Beyond Narrative: Literature, Culture, and the Borderlands of Narrativit
Scholarship in the wake of the ‘narrative turn’ has often tended to either expand the conceptual breadth of ‘narrative’ to encompass almost any form of cultural expression or to diagnose a binary opposition between narrative and non-narrative symbolic forms. The former tendency, a willingness to assume an a priori narrative quality in nearly everything, has diminished the value of narrative as an analytic category, while the latter, a tendency to dichotomize narrative and non-narrative forms, has obscured the extent to which the two mix, overlap, and interact in cultural materials and practices.
This conference aims to instead focus on the areas of overlap, the borderlands between narrative and other symbolic logics, with a particular interest in the cultural work that is done there. More specifically, it asks how the narrative and the non-narrative—tied to symbolic forms such as database, play, spectacle, ritual, network, or the lyric—work together in instances of cultural expression.

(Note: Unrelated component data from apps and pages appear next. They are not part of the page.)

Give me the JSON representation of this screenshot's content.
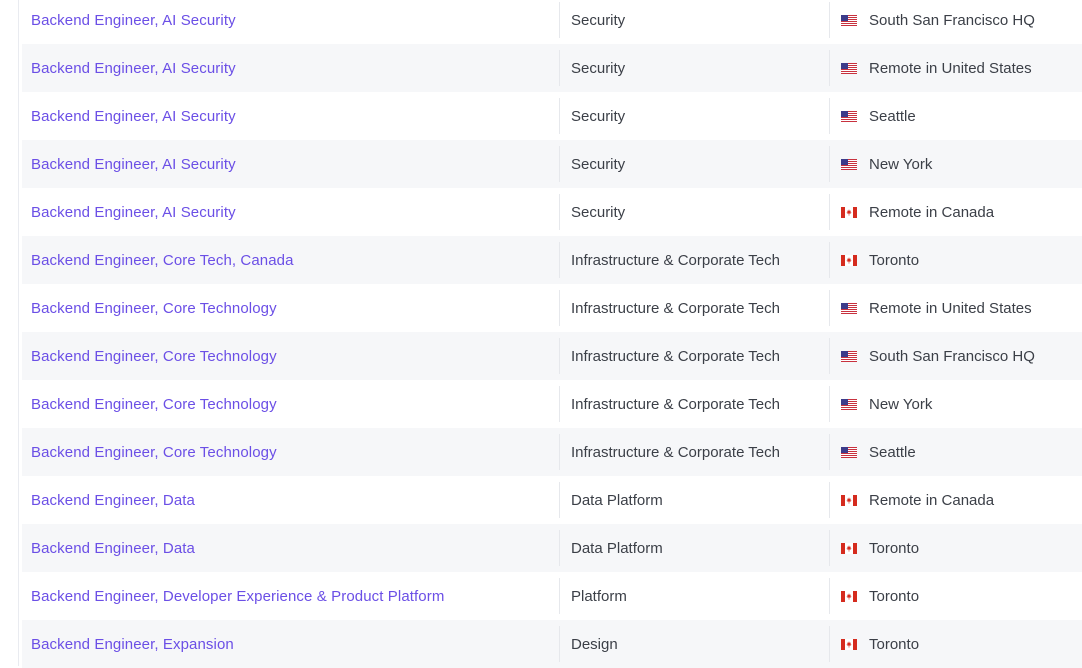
{
  "jobs": [
    {
      "title": "Backend Engineer, AI Security",
      "team": "Security",
      "location": "South San Francisco HQ",
      "flag": "us-flag-icon"
    },
    {
      "title": "Backend Engineer, AI Security",
      "team": "Security",
      "location": "Remote in United States",
      "flag": "us-flag-icon"
    },
    {
      "title": "Backend Engineer, AI Security",
      "team": "Security",
      "location": "Seattle",
      "flag": "us-flag-icon"
    },
    {
      "title": "Backend Engineer, AI Security",
      "team": "Security",
      "location": "New York",
      "flag": "us-flag-icon"
    },
    {
      "title": "Backend Engineer, AI Security",
      "team": "Security",
      "location": "Remote in Canada",
      "flag": "canada-flag-icon"
    },
    {
      "title": "Backend Engineer, Core Tech, Canada",
      "team": "Infrastructure & Corporate Tech",
      "location": "Toronto",
      "flag": "canada-flag-icon"
    },
    {
      "title": "Backend Engineer, Core Technology",
      "team": "Infrastructure & Corporate Tech",
      "location": "Remote in United States",
      "flag": "us-flag-icon"
    },
    {
      "title": "Backend Engineer, Core Technology",
      "team": "Infrastructure & Corporate Tech",
      "location": "South San Francisco HQ",
      "flag": "us-flag-icon"
    },
    {
      "title": "Backend Engineer, Core Technology",
      "team": "Infrastructure & Corporate Tech",
      "location": "New York",
      "flag": "us-flag-icon"
    },
    {
      "title": "Backend Engineer, Core Technology",
      "team": "Infrastructure & Corporate Tech",
      "location": "Seattle",
      "flag": "us-flag-icon"
    },
    {
      "title": "Backend Engineer, Data",
      "team": "Data Platform",
      "location": "Remote in Canada",
      "flag": "canada-flag-icon"
    },
    {
      "title": "Backend Engineer, Data",
      "team": "Data Platform",
      "location": "Toronto",
      "flag": "canada-flag-icon"
    },
    {
      "title": "Backend Engineer, Developer Experience & Product Platform",
      "team": "Platform",
      "location": "Toronto",
      "flag": "canada-flag-icon"
    },
    {
      "title": "Backend Engineer, Expansion",
      "team": "Design",
      "location": "Toronto",
      "flag": "canada-flag-icon"
    }
  ],
  "colors": {
    "link": "#6b4fe6",
    "text": "#3b3f47",
    "row_alt": "#f6f7f9"
  }
}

We are interested in contributions, both case studies of individual, non-narrative practices as well as more theory-driven investigations, that address questions like: How can the narrative potentiality shared by presumably non-narrative forms such as databases and rituals be described? Where and how do narrative ‘residues’ and the extra-narrative qualities of spectacle and play overlap? What insights become available when such symbolic forms are approached comparatively? In what social, medial, and topical contexts does narrative liminality tend to get activated? What particular meaning-making and cultural work does it enable? How does ‘latent’ narrativity structure the knowledges, communities, or senses of self produced by such cultural expressions?